(Beginning of Task input)

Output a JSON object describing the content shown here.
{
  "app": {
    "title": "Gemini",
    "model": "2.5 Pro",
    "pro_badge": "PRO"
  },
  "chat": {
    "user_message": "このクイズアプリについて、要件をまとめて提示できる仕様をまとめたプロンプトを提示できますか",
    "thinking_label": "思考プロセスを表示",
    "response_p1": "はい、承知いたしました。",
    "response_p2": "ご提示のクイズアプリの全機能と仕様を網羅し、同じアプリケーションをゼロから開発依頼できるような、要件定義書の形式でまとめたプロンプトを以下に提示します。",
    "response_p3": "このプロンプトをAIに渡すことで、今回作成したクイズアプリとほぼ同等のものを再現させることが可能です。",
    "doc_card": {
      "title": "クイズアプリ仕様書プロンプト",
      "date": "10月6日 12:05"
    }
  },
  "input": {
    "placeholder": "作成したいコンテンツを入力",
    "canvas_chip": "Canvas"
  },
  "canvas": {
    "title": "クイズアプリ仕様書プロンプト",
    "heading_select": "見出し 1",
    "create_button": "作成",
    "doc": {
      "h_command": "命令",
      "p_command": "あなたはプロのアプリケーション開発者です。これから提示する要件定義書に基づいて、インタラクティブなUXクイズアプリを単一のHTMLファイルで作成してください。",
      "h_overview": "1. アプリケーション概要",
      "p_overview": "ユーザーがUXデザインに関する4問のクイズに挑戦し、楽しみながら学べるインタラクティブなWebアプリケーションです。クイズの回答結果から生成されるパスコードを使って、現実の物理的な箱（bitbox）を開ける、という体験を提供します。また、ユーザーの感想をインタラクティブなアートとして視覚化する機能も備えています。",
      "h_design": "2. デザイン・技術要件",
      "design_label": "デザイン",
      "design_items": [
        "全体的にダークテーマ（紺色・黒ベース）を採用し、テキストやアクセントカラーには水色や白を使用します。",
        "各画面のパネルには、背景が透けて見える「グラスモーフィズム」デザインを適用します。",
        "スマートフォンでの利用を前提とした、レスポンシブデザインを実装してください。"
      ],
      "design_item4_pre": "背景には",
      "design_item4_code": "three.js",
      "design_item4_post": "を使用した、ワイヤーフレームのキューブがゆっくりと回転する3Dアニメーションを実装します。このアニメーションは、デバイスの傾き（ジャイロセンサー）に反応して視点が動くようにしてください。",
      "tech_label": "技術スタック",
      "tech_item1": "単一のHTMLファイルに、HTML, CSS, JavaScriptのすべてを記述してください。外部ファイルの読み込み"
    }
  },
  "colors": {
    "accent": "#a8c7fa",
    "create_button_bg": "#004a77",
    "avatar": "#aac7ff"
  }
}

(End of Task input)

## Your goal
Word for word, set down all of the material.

## Completed task
Output a JSON object describing the content shown here.
{
  "app": {
    "title": "Gemini",
    "model": "2.5 Pro",
    "pro_badge": "PRO"
  },
  "chat": {
    "user_message": "このクイズアプリについて、要件をまとめて提示できる仕様をまとめたプロンプトを提示できますか",
    "thinking_label": "思考プロセスを表示",
    "response_p1": "はい、承知いたしました。",
    "response_p2": "ご提示のクイズアプリの全機能と仕様を網羅し、同じアプリケーションをゼロから開発依頼できるような、要件定義書の形式でまとめたプロンプトを以下に提示します。",
    "response_p3": "このプロンプトをAIに渡すことで、今回作成したクイズアプリとほぼ同等のものを再現させることが可能です。",
    "doc_card": {
      "title": "クイズアプリ仕様書プロンプト",
      "date": "10月6日 12:05"
    }
  },
  "input": {
    "placeholder": "作成したいコンテンツを入力",
    "canvas_chip": "Canvas"
  },
  "canvas": {
    "title": "クイズアプリ仕様書プロンプト",
    "heading_select": "見出し 1",
    "create_button": "作成",
    "doc": {
      "h_command": "命令",
      "p_command": "あなたはプロのアプリケーション開発者です。これから提示する要件定義書に基づいて、インタラクティブなUXクイズアプリを単一のHTMLファイルで作成してください。",
      "h_overview": "1. アプリケーション概要",
      "p_overview": "ユーザーがUXデザインに関する4問のクイズに挑戦し、楽しみながら学べるインタラクティブなWebアプリケーションです。クイズの回答結果から生成されるパスコードを使って、現実の物理的な箱（bitbox）を開ける、という体験を提供します。また、ユーザーの感想をインタラクティブなアートとして視覚化する機能も備えています。",
      "h_design": "2. デザイン・技術要件",
      "design_label": "デザイン",
      "design_items": [
        "全体的にダークテーマ（紺色・黒ベース）を採用し、テキストやアクセントカラーには水色や白を使用します。",
        "各画面のパネルには、背景が透けて見える「グラスモーフィズム」デザインを適用します。",
        "スマートフォンでの利用を前提とした、レスポンシブデザインを実装してください。"
      ],
      "design_item4_pre": "背景には",
      "design_item4_code": "three.js",
      "design_item4_post": "を使用した、ワイヤーフレームのキューブがゆっくりと回転する3Dアニメーションを実装します。このアニメーションは、デバイスの傾き（ジャイロセンサー）に反応して視点が動くようにしてください。",
      "tech_label": "技術スタック",
      "tech_item1": "単一のHTMLファイルに、HTML, CSS, JavaScriptのすべてを記述してください。外部ファイルの読み込み"
    }
  },
  "colors": {
    "accent": "#a8c7fa",
    "create_button_bg": "#004a77",
    "avatar": "#aac7ff"
  }
}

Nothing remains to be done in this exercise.